_ABOUT THIS TASK_
Leave every picture behind and copy the rest of the entries below exactly.

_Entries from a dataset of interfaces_

--*--

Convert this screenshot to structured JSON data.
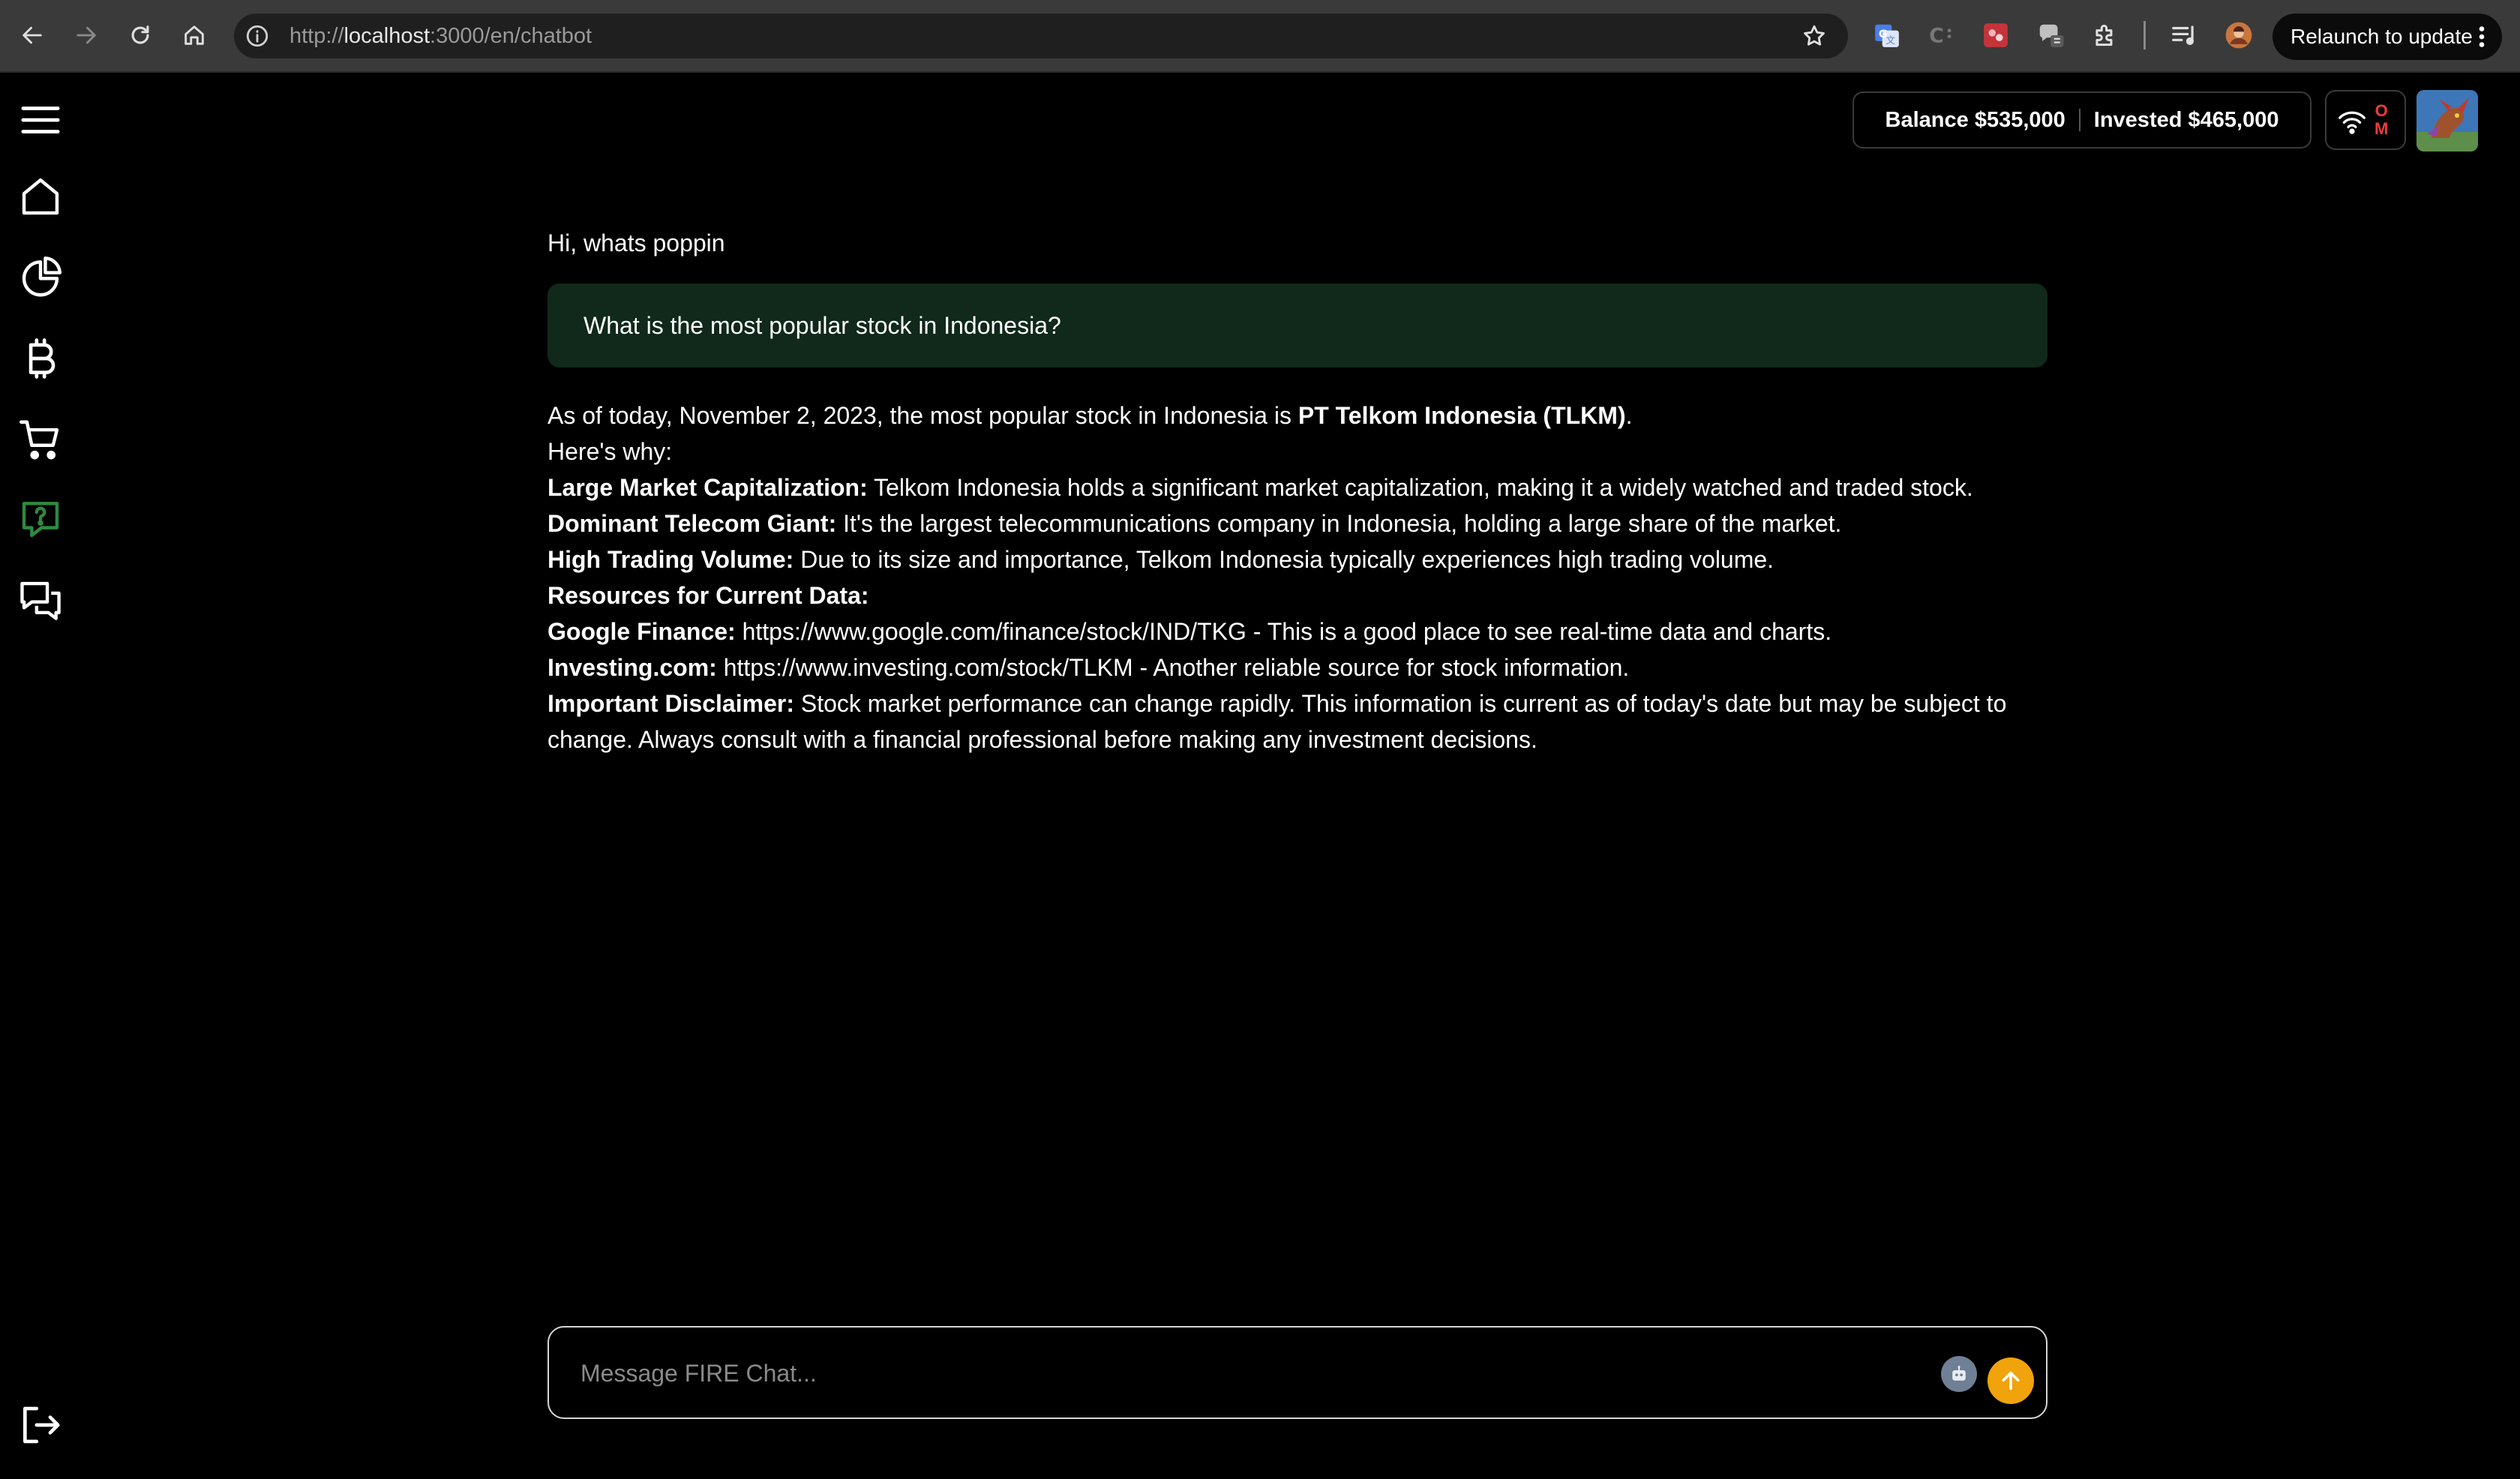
{
  "browser": {
    "url_prefix": "http://",
    "url_host": "localhost",
    "url_rest": ":3000/en/chatbot",
    "relaunch_label": "Relaunch to update"
  },
  "sidebar": {
    "items": [
      {
        "icon": "menu-icon"
      },
      {
        "icon": "home-icon"
      },
      {
        "icon": "pie-chart-icon"
      },
      {
        "icon": "bitcoin-icon"
      },
      {
        "icon": "cart-icon"
      },
      {
        "icon": "help-chat-icon",
        "active": true
      },
      {
        "icon": "chat-bubbles-icon"
      },
      {
        "icon": "logout-icon"
      }
    ],
    "active_color": "#2e8b3e"
  },
  "header": {
    "balance": "Balance $535,000",
    "invested": "Invested $465,000",
    "status_letters": [
      "O",
      "M"
    ],
    "status_color": "#ef3b3b"
  },
  "chat": {
    "greeting": "Hi, whats poppin",
    "user_message": "What is the most popular stock in Indonesia?",
    "answer": {
      "intro_prefix": "As of today, November 2, 2023, the most popular stock in Indonesia is ",
      "intro_bold": "PT Telkom Indonesia (TLKM)",
      "intro_suffix": ".",
      "heres_why": "Here's why:",
      "points": [
        {
          "label": "Large Market Capitalization:",
          "text": " Telkom Indonesia holds a significant market capitalization, making it a widely watched and traded stock."
        },
        {
          "label": "Dominant Telecom Giant:",
          "text": " It's the largest telecommunications company in Indonesia, holding a large share of the market."
        },
        {
          "label": "High Trading Volume:",
          "text": " Due to its size and importance, Telkom Indonesia typically experiences high trading volume."
        }
      ],
      "resources_heading": "Resources for Current Data:",
      "resources": [
        {
          "label": "Google Finance:",
          "text": " https://www.google.com/finance/stock/IND/TKG - This is a good place to see real-time data and charts."
        },
        {
          "label": "Investing.com:",
          "text": " https://www.investing.com/stock/TLKM - Another reliable source for stock information."
        }
      ],
      "disclaimer_label": "Important Disclaimer:",
      "disclaimer_text": " Stock market performance can change rapidly. This information is current as of today's date but may be subject to change. Always consult with a financial professional before making any investment decisions."
    }
  },
  "composer": {
    "placeholder": "Message FIRE Chat...",
    "send_color": "#f0a30a"
  }
}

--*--

_TASK SOLUTION_
Convert this screenshot to structured JSON data.
{
  "browser": {
    "url_prefix": "http://",
    "url_host": "localhost",
    "url_rest": ":3000/en/chatbot",
    "relaunch_label": "Relaunch to update"
  },
  "sidebar": {
    "items": [
      {
        "icon": "menu-icon"
      },
      {
        "icon": "home-icon"
      },
      {
        "icon": "pie-chart-icon"
      },
      {
        "icon": "bitcoin-icon"
      },
      {
        "icon": "cart-icon"
      },
      {
        "icon": "help-chat-icon",
        "active": true
      },
      {
        "icon": "chat-bubbles-icon"
      },
      {
        "icon": "logout-icon"
      }
    ],
    "active_color": "#2e8b3e"
  },
  "header": {
    "balance": "Balance $535,000",
    "invested": "Invested $465,000",
    "status_letters": [
      "O",
      "M"
    ],
    "status_color": "#ef3b3b"
  },
  "chat": {
    "greeting": "Hi, whats poppin",
    "user_message": "What is the most popular stock in Indonesia?",
    "answer": {
      "intro_prefix": "As of today, November 2, 2023, the most popular stock in Indonesia is ",
      "intro_bold": "PT Telkom Indonesia (TLKM)",
      "intro_suffix": ".",
      "heres_why": "Here's why:",
      "points": [
        {
          "label": "Large Market Capitalization:",
          "text": " Telkom Indonesia holds a significant market capitalization, making it a widely watched and traded stock."
        },
        {
          "label": "Dominant Telecom Giant:",
          "text": " It's the largest telecommunications company in Indonesia, holding a large share of the market."
        },
        {
          "label": "High Trading Volume:",
          "text": " Due to its size and importance, Telkom Indonesia typically experiences high trading volume."
        }
      ],
      "resources_heading": "Resources for Current Data:",
      "resources": [
        {
          "label": "Google Finance:",
          "text": " https://www.google.com/finance/stock/IND/TKG - This is a good place to see real-time data and charts."
        },
        {
          "label": "Investing.com:",
          "text": " https://www.investing.com/stock/TLKM - Another reliable source for stock information."
        }
      ],
      "disclaimer_label": "Important Disclaimer:",
      "disclaimer_text": " Stock market performance can change rapidly. This information is current as of today's date but may be subject to change. Always consult with a financial professional before making any investment decisions."
    }
  },
  "composer": {
    "placeholder": "Message FIRE Chat...",
    "send_color": "#f0a30a"
  }
}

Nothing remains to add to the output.